== TASK TO CARRY OUT ==
Count up the lines below that include the string "SQUAD" and report the number by itself.

___ SUPPLIED DATA ___

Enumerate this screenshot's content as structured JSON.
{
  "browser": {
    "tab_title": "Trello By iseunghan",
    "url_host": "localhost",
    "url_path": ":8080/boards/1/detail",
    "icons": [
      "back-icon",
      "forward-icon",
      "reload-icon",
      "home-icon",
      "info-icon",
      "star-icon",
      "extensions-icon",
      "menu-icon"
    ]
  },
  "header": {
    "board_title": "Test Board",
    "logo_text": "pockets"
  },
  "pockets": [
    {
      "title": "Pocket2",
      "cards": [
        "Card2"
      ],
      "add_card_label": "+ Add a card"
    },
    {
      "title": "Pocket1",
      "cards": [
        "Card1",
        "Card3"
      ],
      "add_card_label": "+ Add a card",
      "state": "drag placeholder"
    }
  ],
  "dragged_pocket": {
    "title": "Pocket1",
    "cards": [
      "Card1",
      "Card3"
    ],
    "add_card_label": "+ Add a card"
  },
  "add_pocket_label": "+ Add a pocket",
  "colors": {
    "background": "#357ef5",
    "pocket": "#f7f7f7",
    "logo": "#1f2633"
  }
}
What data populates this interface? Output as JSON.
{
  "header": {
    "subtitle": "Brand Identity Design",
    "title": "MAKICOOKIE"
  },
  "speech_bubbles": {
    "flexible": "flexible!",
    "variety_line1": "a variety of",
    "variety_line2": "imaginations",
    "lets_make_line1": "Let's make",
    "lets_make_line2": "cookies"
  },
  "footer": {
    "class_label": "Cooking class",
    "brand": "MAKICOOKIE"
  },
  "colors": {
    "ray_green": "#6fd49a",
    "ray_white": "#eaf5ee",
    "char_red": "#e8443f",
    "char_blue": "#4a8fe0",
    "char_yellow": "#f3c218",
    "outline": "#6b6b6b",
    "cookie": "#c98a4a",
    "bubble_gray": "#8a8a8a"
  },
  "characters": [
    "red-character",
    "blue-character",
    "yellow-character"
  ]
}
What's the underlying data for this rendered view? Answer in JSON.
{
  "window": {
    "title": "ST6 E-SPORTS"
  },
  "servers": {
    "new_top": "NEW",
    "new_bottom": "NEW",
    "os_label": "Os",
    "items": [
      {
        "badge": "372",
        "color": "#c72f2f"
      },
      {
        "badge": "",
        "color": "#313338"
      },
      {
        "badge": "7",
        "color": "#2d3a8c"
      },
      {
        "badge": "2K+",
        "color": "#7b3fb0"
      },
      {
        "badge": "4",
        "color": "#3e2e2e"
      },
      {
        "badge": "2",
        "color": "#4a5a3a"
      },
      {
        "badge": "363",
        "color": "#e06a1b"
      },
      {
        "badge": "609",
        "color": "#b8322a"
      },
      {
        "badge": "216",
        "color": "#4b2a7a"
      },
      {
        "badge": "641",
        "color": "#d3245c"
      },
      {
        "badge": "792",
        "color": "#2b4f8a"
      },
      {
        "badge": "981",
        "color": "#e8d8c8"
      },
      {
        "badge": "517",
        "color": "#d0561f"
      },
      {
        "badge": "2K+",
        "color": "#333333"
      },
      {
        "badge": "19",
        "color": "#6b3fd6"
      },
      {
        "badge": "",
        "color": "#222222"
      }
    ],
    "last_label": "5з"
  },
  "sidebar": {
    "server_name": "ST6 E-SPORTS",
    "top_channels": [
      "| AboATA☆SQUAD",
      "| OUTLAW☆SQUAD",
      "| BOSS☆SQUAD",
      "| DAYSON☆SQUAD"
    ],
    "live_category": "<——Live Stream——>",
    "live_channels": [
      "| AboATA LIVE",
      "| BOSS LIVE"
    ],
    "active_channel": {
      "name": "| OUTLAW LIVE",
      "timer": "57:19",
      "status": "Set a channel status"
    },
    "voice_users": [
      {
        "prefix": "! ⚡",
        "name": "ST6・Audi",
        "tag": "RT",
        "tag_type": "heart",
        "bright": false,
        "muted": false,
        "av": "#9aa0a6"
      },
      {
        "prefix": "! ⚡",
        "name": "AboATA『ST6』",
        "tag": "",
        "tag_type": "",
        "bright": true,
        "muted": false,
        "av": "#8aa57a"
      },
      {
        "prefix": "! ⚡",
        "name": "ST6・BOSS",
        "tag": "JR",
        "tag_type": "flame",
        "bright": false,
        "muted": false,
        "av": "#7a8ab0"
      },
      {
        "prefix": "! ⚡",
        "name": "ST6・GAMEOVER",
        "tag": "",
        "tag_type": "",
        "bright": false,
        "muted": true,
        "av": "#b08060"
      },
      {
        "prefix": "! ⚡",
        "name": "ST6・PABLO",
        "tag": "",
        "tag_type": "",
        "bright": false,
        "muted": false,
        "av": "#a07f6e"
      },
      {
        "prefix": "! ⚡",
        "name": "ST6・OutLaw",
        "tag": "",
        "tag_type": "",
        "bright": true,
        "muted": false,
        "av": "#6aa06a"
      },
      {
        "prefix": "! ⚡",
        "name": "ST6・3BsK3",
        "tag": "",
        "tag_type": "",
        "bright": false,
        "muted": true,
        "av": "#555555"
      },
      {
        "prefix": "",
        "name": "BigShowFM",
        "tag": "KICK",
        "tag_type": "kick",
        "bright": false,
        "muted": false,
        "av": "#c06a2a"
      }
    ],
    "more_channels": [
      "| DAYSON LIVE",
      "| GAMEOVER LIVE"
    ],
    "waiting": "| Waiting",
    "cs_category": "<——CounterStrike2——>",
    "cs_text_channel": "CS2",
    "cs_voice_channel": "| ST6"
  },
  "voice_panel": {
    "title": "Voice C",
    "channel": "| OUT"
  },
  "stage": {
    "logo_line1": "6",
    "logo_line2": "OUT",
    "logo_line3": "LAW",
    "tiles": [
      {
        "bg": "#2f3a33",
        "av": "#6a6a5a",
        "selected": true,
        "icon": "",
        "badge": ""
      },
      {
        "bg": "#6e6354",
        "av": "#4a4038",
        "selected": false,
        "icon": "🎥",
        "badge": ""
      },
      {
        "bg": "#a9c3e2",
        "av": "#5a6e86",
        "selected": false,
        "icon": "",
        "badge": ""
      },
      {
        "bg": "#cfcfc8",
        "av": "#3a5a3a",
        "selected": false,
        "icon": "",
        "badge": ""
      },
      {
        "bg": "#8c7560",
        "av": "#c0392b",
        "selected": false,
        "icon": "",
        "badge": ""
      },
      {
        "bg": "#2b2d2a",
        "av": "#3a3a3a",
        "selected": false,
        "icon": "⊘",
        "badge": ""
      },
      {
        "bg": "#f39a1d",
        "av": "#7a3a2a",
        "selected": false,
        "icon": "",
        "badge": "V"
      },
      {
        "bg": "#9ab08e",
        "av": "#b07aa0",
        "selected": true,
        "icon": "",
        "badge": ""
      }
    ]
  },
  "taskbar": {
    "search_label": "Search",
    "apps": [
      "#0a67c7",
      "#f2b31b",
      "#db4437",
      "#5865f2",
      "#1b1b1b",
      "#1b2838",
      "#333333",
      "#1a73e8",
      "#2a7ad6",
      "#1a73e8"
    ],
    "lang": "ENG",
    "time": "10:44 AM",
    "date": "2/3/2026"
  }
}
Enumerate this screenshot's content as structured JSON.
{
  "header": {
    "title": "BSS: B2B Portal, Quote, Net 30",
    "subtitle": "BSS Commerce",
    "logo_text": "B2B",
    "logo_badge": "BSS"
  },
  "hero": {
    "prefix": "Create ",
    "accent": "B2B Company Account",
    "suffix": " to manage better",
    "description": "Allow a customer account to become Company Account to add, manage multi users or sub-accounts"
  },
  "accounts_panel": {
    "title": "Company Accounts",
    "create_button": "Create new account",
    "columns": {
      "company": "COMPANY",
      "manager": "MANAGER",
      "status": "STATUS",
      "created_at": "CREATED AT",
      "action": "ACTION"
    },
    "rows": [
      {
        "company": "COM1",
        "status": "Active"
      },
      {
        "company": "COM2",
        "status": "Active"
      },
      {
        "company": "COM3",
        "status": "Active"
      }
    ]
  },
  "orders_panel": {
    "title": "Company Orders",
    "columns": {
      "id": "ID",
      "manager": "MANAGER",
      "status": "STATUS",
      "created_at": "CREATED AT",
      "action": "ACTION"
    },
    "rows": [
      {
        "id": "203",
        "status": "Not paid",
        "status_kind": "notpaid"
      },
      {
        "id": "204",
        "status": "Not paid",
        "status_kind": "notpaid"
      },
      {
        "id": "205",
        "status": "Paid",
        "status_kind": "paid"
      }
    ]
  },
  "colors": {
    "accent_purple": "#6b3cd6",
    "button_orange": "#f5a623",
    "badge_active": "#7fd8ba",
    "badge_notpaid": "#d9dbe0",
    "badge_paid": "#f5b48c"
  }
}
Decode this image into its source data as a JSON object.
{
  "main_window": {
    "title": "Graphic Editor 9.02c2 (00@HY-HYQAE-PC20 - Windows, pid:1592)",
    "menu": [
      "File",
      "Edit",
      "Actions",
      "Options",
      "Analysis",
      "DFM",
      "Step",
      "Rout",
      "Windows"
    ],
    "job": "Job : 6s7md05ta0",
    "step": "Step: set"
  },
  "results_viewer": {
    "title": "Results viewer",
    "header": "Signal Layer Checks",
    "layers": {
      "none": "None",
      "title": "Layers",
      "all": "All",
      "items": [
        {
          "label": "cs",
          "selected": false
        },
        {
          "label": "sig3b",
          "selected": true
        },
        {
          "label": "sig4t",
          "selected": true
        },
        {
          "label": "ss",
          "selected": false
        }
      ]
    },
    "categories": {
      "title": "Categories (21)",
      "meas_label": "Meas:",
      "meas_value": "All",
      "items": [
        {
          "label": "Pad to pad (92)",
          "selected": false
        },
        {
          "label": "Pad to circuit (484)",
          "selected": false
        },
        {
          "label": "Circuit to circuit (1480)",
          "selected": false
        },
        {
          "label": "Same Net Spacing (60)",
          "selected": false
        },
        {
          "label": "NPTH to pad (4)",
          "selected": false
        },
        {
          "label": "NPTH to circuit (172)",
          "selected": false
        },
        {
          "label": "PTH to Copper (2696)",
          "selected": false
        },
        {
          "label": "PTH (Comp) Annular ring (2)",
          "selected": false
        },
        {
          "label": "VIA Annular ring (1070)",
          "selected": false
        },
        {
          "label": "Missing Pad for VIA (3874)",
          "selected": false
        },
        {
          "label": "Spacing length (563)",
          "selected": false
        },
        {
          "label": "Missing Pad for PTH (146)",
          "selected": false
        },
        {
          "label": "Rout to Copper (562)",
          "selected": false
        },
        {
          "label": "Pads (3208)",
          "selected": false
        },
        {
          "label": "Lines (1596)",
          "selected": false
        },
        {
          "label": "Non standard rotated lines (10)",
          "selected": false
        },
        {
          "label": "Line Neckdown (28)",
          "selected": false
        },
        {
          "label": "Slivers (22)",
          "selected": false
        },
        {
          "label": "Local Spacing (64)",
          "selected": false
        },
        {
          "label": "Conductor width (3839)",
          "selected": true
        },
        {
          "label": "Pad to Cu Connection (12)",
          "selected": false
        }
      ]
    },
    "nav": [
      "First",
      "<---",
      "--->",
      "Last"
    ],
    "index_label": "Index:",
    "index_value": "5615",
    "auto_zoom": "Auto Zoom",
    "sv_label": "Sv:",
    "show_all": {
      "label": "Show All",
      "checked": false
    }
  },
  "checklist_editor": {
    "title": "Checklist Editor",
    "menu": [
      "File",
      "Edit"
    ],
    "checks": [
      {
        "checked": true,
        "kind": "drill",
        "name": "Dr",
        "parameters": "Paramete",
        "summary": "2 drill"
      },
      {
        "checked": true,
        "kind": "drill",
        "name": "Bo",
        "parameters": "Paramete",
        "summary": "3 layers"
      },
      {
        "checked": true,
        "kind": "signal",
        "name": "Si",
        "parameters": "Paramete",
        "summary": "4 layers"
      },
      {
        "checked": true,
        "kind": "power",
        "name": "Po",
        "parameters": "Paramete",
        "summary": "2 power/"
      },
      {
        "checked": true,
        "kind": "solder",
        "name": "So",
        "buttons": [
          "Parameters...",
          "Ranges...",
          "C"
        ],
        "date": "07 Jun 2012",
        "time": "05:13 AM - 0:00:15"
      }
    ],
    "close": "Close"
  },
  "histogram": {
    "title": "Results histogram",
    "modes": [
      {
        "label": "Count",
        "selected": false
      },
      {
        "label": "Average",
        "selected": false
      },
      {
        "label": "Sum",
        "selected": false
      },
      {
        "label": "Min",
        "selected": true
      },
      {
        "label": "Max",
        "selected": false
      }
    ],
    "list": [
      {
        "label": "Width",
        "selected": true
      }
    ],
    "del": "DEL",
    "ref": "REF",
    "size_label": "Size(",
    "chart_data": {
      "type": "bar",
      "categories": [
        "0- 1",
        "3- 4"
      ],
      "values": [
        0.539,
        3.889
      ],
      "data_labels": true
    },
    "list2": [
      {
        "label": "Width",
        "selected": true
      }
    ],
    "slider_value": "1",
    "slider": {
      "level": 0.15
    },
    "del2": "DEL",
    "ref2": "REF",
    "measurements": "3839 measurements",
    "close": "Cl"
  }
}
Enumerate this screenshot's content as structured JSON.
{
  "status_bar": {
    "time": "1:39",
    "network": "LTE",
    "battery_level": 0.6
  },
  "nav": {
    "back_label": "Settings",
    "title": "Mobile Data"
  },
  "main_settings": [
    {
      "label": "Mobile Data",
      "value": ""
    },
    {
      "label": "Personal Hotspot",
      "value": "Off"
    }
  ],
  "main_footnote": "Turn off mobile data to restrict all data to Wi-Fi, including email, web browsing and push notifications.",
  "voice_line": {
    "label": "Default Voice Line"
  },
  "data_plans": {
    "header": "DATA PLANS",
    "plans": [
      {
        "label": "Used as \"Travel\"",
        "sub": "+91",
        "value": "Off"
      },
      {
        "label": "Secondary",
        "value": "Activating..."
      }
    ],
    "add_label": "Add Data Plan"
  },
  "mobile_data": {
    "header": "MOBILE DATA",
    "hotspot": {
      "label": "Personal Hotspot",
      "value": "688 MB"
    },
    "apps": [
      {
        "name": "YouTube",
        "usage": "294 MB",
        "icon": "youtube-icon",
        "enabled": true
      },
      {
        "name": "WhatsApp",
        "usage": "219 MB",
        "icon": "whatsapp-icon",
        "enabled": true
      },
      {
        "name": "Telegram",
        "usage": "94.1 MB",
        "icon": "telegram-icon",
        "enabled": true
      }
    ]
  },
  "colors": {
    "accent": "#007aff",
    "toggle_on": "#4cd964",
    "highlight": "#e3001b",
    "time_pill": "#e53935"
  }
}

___

== COMPLETED TASK ==
4